◆ **The input**
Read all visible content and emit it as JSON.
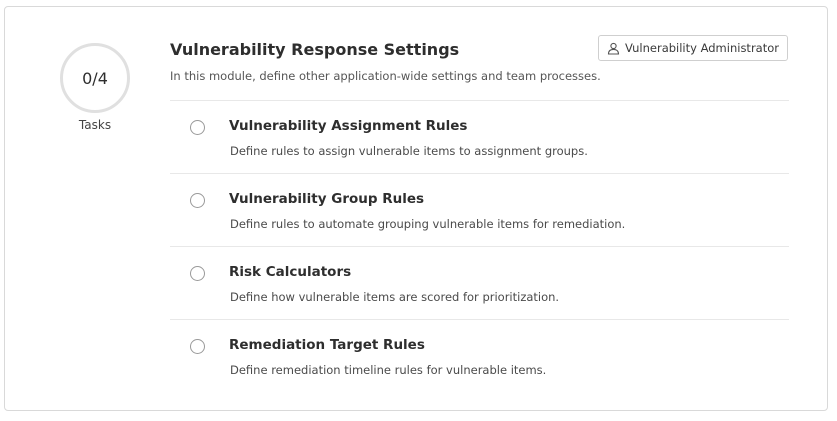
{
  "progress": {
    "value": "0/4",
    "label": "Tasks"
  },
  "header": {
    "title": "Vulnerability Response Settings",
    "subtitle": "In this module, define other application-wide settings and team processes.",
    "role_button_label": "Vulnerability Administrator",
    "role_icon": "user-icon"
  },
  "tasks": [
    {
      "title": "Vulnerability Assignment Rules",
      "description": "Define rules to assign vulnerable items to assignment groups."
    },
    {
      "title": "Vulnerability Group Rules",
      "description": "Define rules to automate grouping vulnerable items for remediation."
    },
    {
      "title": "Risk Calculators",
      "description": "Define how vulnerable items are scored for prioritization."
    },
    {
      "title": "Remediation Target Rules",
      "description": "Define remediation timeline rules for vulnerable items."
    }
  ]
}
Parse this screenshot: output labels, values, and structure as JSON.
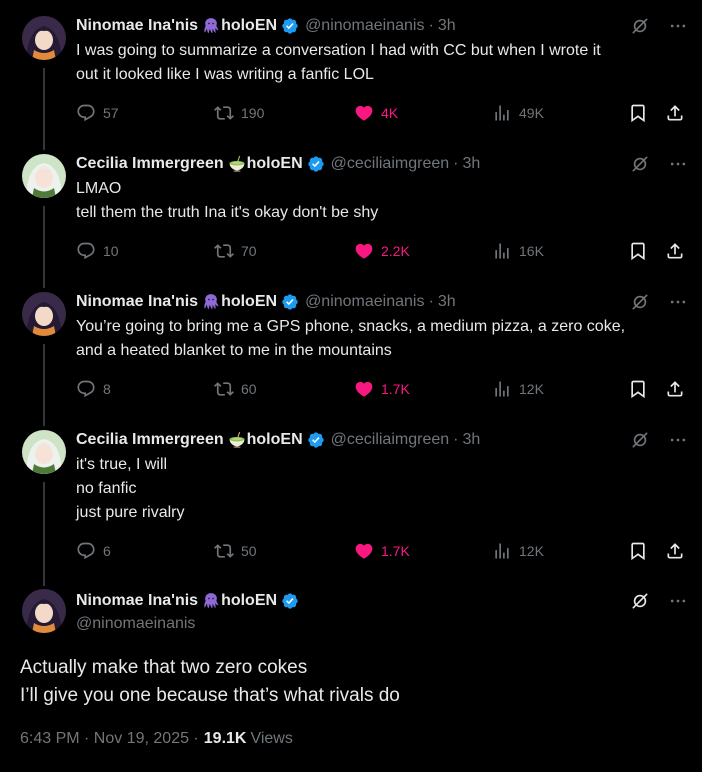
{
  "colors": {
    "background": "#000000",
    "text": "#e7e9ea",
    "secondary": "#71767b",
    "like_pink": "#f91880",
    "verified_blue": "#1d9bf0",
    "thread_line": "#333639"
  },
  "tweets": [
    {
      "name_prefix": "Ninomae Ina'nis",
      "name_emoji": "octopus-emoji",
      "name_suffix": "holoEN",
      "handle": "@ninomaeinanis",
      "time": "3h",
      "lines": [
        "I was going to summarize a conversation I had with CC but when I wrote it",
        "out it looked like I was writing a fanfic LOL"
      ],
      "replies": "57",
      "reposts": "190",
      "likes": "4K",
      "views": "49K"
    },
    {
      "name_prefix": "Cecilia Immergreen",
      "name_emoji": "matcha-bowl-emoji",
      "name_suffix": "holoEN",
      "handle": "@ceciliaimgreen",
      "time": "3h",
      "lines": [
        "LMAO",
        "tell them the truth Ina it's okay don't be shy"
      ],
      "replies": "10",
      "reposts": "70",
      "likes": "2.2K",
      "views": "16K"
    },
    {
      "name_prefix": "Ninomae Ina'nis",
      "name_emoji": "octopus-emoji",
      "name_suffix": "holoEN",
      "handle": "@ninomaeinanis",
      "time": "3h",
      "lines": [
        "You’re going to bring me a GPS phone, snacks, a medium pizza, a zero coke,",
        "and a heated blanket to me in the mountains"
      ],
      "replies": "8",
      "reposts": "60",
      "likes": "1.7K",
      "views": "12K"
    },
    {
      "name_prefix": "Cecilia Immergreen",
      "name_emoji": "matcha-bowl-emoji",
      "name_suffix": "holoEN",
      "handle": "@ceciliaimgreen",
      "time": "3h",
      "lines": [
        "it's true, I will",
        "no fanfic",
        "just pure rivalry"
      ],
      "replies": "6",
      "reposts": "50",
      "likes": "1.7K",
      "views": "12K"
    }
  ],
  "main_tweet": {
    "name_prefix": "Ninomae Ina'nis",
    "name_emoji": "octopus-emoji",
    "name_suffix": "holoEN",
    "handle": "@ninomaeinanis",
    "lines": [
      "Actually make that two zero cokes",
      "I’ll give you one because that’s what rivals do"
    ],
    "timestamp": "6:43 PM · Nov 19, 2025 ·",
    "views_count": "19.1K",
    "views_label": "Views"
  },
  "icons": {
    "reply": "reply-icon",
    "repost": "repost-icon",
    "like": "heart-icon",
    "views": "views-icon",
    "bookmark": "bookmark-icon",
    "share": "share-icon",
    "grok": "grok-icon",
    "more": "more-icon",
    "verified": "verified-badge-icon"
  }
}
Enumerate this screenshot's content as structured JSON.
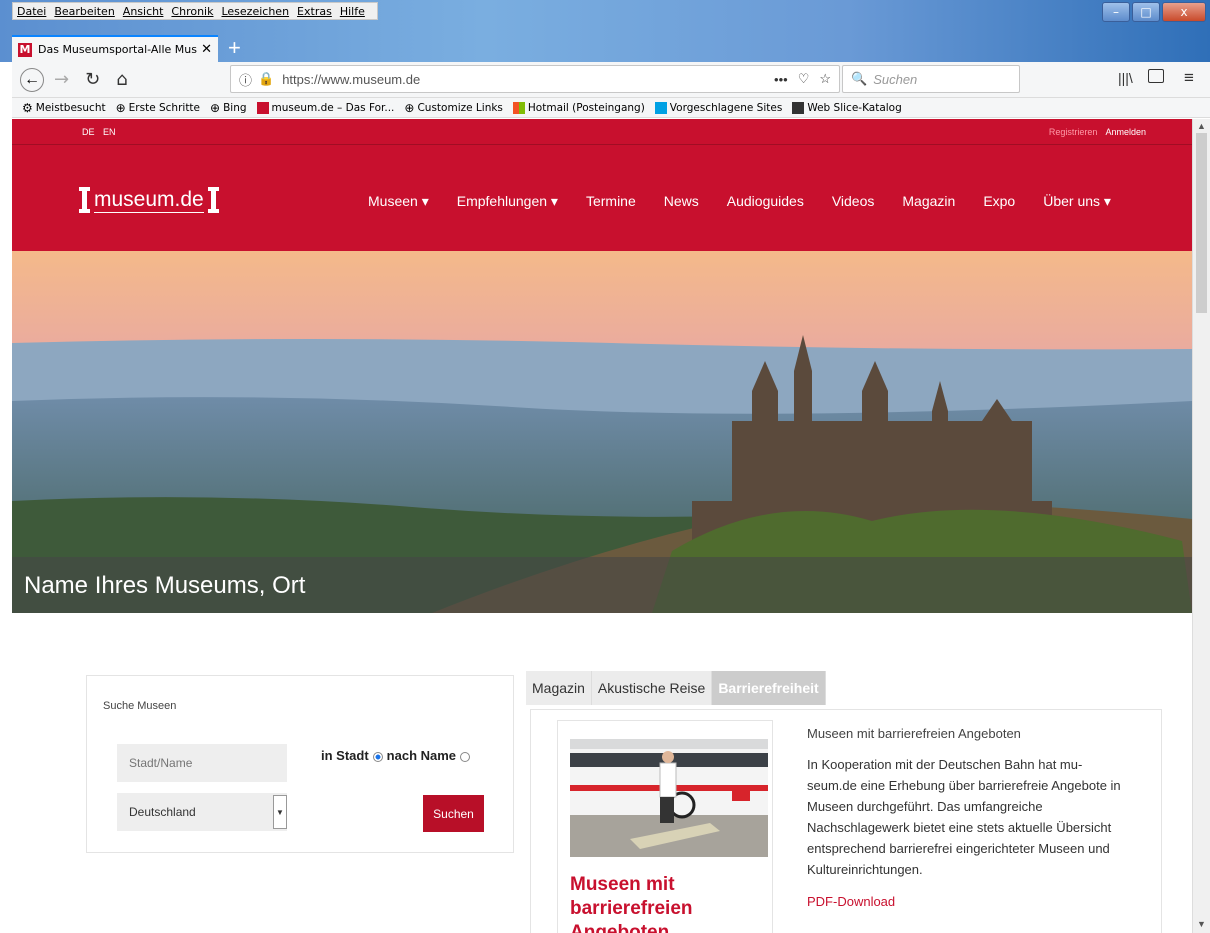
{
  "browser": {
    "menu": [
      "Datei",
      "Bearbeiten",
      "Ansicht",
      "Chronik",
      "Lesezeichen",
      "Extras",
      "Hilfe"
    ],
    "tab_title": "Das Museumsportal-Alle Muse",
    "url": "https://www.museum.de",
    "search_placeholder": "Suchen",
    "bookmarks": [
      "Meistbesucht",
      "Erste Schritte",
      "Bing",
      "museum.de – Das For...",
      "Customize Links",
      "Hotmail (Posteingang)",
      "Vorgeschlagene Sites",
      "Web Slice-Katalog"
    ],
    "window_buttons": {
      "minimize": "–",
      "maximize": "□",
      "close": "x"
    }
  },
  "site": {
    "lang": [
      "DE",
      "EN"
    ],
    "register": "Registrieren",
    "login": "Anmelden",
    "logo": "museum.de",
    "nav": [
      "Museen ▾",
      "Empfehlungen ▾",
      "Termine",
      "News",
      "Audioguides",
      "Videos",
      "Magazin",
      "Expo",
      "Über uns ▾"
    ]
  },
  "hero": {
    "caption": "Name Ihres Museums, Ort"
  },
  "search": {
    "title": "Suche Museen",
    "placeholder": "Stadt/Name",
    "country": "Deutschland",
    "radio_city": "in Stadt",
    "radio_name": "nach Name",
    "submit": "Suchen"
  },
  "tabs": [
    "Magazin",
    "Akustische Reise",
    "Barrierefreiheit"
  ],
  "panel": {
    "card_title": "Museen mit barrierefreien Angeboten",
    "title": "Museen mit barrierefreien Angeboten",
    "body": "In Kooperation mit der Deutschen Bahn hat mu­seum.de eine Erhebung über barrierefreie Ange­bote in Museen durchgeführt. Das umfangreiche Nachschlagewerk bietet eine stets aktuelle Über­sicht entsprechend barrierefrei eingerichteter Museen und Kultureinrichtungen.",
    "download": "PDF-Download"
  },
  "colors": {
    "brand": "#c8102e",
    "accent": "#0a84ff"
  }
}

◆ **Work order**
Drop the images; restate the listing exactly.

◆ **Answer for the task**
Read all visible content and emit it as JSON.
{
  "progress": {
    "value": "0/4",
    "label": "Tasks"
  },
  "header": {
    "title": "Vulnerability Response Settings",
    "subtitle": "In this module, define other application-wide settings and team processes.",
    "role_button_label": "Vulnerability Administrator",
    "role_icon": "user-icon"
  },
  "tasks": [
    {
      "title": "Vulnerability Assignment Rules",
      "description": "Define rules to assign vulnerable items to assignment groups."
    },
    {
      "title": "Vulnerability Group Rules",
      "description": "Define rules to automate grouping vulnerable items for remediation."
    },
    {
      "title": "Risk Calculators",
      "description": "Define how vulnerable items are scored for prioritization."
    },
    {
      "title": "Remediation Target Rules",
      "description": "Define remediation timeline rules for vulnerable items."
    }
  ]
}
Parse this screenshot: output labels, values, and structure as JSON.
{
  "colors": {
    "background": "#000000",
    "text": "#e7e9ea",
    "secondary": "#71767b",
    "like_pink": "#f91880",
    "verified_blue": "#1d9bf0",
    "thread_line": "#333639"
  },
  "tweets": [
    {
      "name_prefix": "Ninomae Ina'nis",
      "name_emoji": "octopus-emoji",
      "name_suffix": "holoEN",
      "handle": "@ninomaeinanis",
      "time": "3h",
      "lines": [
        "I was going to summarize a conversation I had with CC but when I wrote it",
        "out it looked like I was writing a fanfic LOL"
      ],
      "replies": "57",
      "reposts": "190",
      "likes": "4K",
      "views": "49K"
    },
    {
      "name_prefix": "Cecilia Immergreen",
      "name_emoji": "matcha-bowl-emoji",
      "name_suffix": "holoEN",
      "handle": "@ceciliaimgreen",
      "time": "3h",
      "lines": [
        "LMAO",
        "tell them the truth Ina it's okay don't be shy"
      ],
      "replies": "10",
      "reposts": "70",
      "likes": "2.2K",
      "views": "16K"
    },
    {
      "name_prefix": "Ninomae Ina'nis",
      "name_emoji": "octopus-emoji",
      "name_suffix": "holoEN",
      "handle": "@ninomaeinanis",
      "time": "3h",
      "lines": [
        "You’re going to bring me a GPS phone, snacks, a medium pizza, a zero coke,",
        "and a heated blanket to me in the mountains"
      ],
      "replies": "8",
      "reposts": "60",
      "likes": "1.7K",
      "views": "12K"
    },
    {
      "name_prefix": "Cecilia Immergreen",
      "name_emoji": "matcha-bowl-emoji",
      "name_suffix": "holoEN",
      "handle": "@ceciliaimgreen",
      "time": "3h",
      "lines": [
        "it's true, I will",
        "no fanfic",
        "just pure rivalry"
      ],
      "replies": "6",
      "reposts": "50",
      "likes": "1.7K",
      "views": "12K"
    }
  ],
  "main_tweet": {
    "name_prefix": "Ninomae Ina'nis",
    "name_emoji": "octopus-emoji",
    "name_suffix": "holoEN",
    "handle": "@ninomaeinanis",
    "lines": [
      "Actually make that two zero cokes",
      "I’ll give you one because that’s what rivals do"
    ],
    "timestamp": "6:43 PM · Nov 19, 2025 ·",
    "views_count": "19.1K",
    "views_label": "Views"
  },
  "icons": {
    "reply": "reply-icon",
    "repost": "repost-icon",
    "like": "heart-icon",
    "views": "views-icon",
    "bookmark": "bookmark-icon",
    "share": "share-icon",
    "grok": "grok-icon",
    "more": "more-icon",
    "verified": "verified-badge-icon"
  }
}
Enumerate this screenshot's content as structured JSON.
{
  "browser": {
    "menu": [
      "Datei",
      "Bearbeiten",
      "Ansicht",
      "Chronik",
      "Lesezeichen",
      "Extras",
      "Hilfe"
    ],
    "tab_title": "Das Museumsportal-Alle Muse",
    "url": "https://www.museum.de",
    "search_placeholder": "Suchen",
    "bookmarks": [
      "Meistbesucht",
      "Erste Schritte",
      "Bing",
      "museum.de – Das For...",
      "Customize Links",
      "Hotmail (Posteingang)",
      "Vorgeschlagene Sites",
      "Web Slice-Katalog"
    ],
    "window_buttons": {
      "minimize": "–",
      "maximize": "□",
      "close": "x"
    }
  },
  "site": {
    "lang": [
      "DE",
      "EN"
    ],
    "register": "Registrieren",
    "login": "Anmelden",
    "logo": "museum.de",
    "nav": [
      "Museen ▾",
      "Empfehlungen ▾",
      "Termine",
      "News",
      "Audioguides",
      "Videos",
      "Magazin",
      "Expo",
      "Über uns ▾"
    ]
  },
  "hero": {
    "caption": "Name Ihres Museums, Ort"
  },
  "search": {
    "title": "Suche Museen",
    "placeholder": "Stadt/Name",
    "country": "Deutschland",
    "radio_city": "in Stadt",
    "radio_name": "nach Name",
    "submit": "Suchen"
  },
  "tabs": [
    "Magazin",
    "Akustische Reise",
    "Barrierefreiheit"
  ],
  "panel": {
    "card_title": "Museen mit barrierefreien Angeboten",
    "title": "Museen mit barrierefreien Angeboten",
    "body": "In Kooperation mit der Deutschen Bahn hat mu­seum.de eine Erhebung über barrierefreie Ange­bote in Museen durchgeführt. Das umfangreiche Nachschlagewerk bietet eine stets aktuelle Über­sicht entsprechend barrierefrei eingerichteter Museen und Kultureinrichtungen.",
    "download": "PDF-Download"
  },
  "colors": {
    "brand": "#c8102e",
    "accent": "#0a84ff"
  }
}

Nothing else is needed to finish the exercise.